The basic airport technology developed during the years up to about 1970 is still being used, with technological advancement since that time being refinement rather than innovation. During the development of this technology, there has been concentration of, and close co-ordination between, the several authorities which produced it. This was not only between DCA/DofA and DWH/DHC, and CSIRO and NAL, but between the many elements of civil aviation. The airport design and construction engineers, and the architects, worked in close contact with the airways engineer, the aeronautical engineer, the air traffic controller, the pilot and other operational personnel both in DCA/DofA and the Airlines. They all played a part in the development of Airport Technology.
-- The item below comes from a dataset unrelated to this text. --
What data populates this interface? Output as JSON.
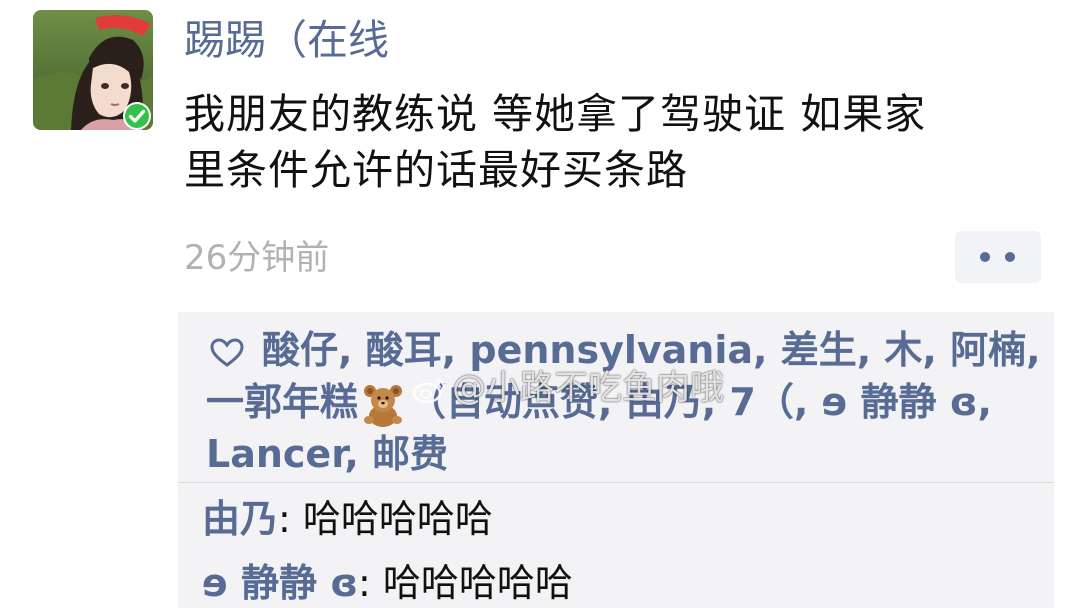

As these various elements of civil aviation become more widely spread, it will become increasingly difficult for their close association to be maintained. For the development of sound airport technology, however, it must be maintained, and there must be a conscious effort by all concerned to ensure this.
The author gratefully acknowledges the generous assistance of Mr. H. C. Williams, M.B.E., B.C.E., M.I.E. Aust., former First Assistant Secretary, Department of Housing & Construction, in the preparation of this text.
Organisations in Australian Science at Work - Australia. Department of Aviation (D. of A.); Australia. Department of Civil Aviation (D.C.A.); Australia. Department of Housing and Construction (D.H.C.); Australia. Department of Works and Housing (D.W.H.); Australia. National Acoustics Laboratory (N.A.L.); CSIRO
People in Bright Sparcs - Bradfield, Dr K. N. E.; Williams, H. C.
© 1988 Print Edition page 397, Online Edition 2000
Published by Australian Science and Technology Heritage Centre, using the Web Academic Resource Publisher